[Input for this task — start]
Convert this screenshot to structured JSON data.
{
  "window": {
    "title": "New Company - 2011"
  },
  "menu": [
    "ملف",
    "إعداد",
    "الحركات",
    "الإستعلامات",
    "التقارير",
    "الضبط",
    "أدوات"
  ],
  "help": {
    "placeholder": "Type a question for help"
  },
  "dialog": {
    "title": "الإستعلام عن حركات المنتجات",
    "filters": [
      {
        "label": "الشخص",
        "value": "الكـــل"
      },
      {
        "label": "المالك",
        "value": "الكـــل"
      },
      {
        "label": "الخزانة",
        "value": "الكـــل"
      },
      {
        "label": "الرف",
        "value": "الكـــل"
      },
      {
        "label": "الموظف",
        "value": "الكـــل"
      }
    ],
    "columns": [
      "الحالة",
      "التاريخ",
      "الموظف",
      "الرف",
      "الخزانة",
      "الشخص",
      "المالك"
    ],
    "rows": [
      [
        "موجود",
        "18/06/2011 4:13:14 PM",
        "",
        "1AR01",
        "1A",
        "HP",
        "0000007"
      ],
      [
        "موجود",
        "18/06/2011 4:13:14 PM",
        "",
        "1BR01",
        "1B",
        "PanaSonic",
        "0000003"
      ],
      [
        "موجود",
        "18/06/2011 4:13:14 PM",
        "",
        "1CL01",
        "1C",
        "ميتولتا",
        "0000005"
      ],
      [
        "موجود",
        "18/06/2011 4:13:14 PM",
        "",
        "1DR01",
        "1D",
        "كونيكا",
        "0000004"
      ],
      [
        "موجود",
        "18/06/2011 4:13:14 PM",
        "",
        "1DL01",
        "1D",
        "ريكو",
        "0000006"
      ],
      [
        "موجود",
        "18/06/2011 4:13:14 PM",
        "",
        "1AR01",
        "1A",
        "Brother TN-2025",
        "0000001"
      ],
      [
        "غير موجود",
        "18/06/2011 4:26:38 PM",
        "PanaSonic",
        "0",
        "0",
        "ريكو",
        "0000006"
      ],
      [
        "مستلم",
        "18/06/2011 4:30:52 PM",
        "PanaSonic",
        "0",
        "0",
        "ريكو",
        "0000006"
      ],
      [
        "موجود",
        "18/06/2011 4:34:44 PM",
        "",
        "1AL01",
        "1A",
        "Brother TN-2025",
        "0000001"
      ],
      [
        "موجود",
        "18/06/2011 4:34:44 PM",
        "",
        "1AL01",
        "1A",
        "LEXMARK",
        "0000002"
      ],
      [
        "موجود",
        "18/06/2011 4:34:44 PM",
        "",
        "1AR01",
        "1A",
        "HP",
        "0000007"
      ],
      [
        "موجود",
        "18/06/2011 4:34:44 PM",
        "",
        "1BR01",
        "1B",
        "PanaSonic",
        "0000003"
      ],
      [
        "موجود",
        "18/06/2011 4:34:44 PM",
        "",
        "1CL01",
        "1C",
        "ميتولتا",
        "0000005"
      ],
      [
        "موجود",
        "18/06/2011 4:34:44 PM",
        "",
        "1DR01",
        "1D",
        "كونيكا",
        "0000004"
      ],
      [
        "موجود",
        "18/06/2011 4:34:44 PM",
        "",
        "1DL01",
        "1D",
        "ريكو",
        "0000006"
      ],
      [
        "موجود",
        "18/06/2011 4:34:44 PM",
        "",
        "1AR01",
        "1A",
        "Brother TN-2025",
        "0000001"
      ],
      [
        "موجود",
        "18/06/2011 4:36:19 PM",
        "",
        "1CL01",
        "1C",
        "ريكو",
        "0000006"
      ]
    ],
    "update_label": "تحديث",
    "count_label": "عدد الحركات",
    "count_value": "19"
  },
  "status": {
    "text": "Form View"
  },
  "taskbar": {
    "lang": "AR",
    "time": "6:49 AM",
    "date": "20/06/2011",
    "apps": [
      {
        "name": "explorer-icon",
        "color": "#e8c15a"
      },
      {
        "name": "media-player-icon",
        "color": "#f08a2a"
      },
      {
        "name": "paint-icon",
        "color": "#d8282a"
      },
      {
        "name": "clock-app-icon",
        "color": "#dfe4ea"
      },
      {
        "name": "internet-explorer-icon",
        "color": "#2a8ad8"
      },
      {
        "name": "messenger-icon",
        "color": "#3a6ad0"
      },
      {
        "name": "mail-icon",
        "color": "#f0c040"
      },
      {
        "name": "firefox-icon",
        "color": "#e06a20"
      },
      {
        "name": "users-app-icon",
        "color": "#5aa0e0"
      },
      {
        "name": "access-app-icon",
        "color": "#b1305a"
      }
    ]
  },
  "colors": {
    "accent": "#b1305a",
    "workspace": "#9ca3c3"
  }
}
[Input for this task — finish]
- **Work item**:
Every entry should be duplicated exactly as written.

- **Solution**:
Convert this screenshot to structured JSON data.
{
  "window": {
    "title": "New Company - 2011"
  },
  "menu": [
    "ملف",
    "إعداد",
    "الحركات",
    "الإستعلامات",
    "التقارير",
    "الضبط",
    "أدوات"
  ],
  "help": {
    "placeholder": "Type a question for help"
  },
  "dialog": {
    "title": "الإستعلام عن حركات المنتجات",
    "filters": [
      {
        "label": "الشخص",
        "value": "الكـــل"
      },
      {
        "label": "المالك",
        "value": "الكـــل"
      },
      {
        "label": "الخزانة",
        "value": "الكـــل"
      },
      {
        "label": "الرف",
        "value": "الكـــل"
      },
      {
        "label": "الموظف",
        "value": "الكـــل"
      }
    ],
    "columns": [
      "الحالة",
      "التاريخ",
      "الموظف",
      "الرف",
      "الخزانة",
      "الشخص",
      "المالك"
    ],
    "rows": [
      [
        "موجود",
        "18/06/2011 4:13:14 PM",
        "",
        "1AR01",
        "1A",
        "HP",
        "0000007"
      ],
      [
        "موجود",
        "18/06/2011 4:13:14 PM",
        "",
        "1BR01",
        "1B",
        "PanaSonic",
        "0000003"
      ],
      [
        "موجود",
        "18/06/2011 4:13:14 PM",
        "",
        "1CL01",
        "1C",
        "ميتولتا",
        "0000005"
      ],
      [
        "موجود",
        "18/06/2011 4:13:14 PM",
        "",
        "1DR01",
        "1D",
        "كونيكا",
        "0000004"
      ],
      [
        "موجود",
        "18/06/2011 4:13:14 PM",
        "",
        "1DL01",
        "1D",
        "ريكو",
        "0000006"
      ],
      [
        "موجود",
        "18/06/2011 4:13:14 PM",
        "",
        "1AR01",
        "1A",
        "Brother TN-2025",
        "0000001"
      ],
      [
        "غير موجود",
        "18/06/2011 4:26:38 PM",
        "PanaSonic",
        "0",
        "0",
        "ريكو",
        "0000006"
      ],
      [
        "مستلم",
        "18/06/2011 4:30:52 PM",
        "PanaSonic",
        "0",
        "0",
        "ريكو",
        "0000006"
      ],
      [
        "موجود",
        "18/06/2011 4:34:44 PM",
        "",
        "1AL01",
        "1A",
        "Brother TN-2025",
        "0000001"
      ],
      [
        "موجود",
        "18/06/2011 4:34:44 PM",
        "",
        "1AL01",
        "1A",
        "LEXMARK",
        "0000002"
      ],
      [
        "موجود",
        "18/06/2011 4:34:44 PM",
        "",
        "1AR01",
        "1A",
        "HP",
        "0000007"
      ],
      [
        "موجود",
        "18/06/2011 4:34:44 PM",
        "",
        "1BR01",
        "1B",
        "PanaSonic",
        "0000003"
      ],
      [
        "موجود",
        "18/06/2011 4:34:44 PM",
        "",
        "1CL01",
        "1C",
        "ميتولتا",
        "0000005"
      ],
      [
        "موجود",
        "18/06/2011 4:34:44 PM",
        "",
        "1DR01",
        "1D",
        "كونيكا",
        "0000004"
      ],
      [
        "موجود",
        "18/06/2011 4:34:44 PM",
        "",
        "1DL01",
        "1D",
        "ريكو",
        "0000006"
      ],
      [
        "موجود",
        "18/06/2011 4:34:44 PM",
        "",
        "1AR01",
        "1A",
        "Brother TN-2025",
        "0000001"
      ],
      [
        "موجود",
        "18/06/2011 4:36:19 PM",
        "",
        "1CL01",
        "1C",
        "ريكو",
        "0000006"
      ]
    ],
    "update_label": "تحديث",
    "count_label": "عدد الحركات",
    "count_value": "19"
  },
  "status": {
    "text": "Form View"
  },
  "taskbar": {
    "lang": "AR",
    "time": "6:49 AM",
    "date": "20/06/2011",
    "apps": [
      {
        "name": "explorer-icon",
        "color": "#e8c15a"
      },
      {
        "name": "media-player-icon",
        "color": "#f08a2a"
      },
      {
        "name": "paint-icon",
        "color": "#d8282a"
      },
      {
        "name": "clock-app-icon",
        "color": "#dfe4ea"
      },
      {
        "name": "internet-explorer-icon",
        "color": "#2a8ad8"
      },
      {
        "name": "messenger-icon",
        "color": "#3a6ad0"
      },
      {
        "name": "mail-icon",
        "color": "#f0c040"
      },
      {
        "name": "firefox-icon",
        "color": "#e06a20"
      },
      {
        "name": "users-app-icon",
        "color": "#5aa0e0"
      },
      {
        "name": "access-app-icon",
        "color": "#b1305a"
      }
    ]
  },
  "colors": {
    "accent": "#b1305a",
    "workspace": "#9ca3c3"
  }
}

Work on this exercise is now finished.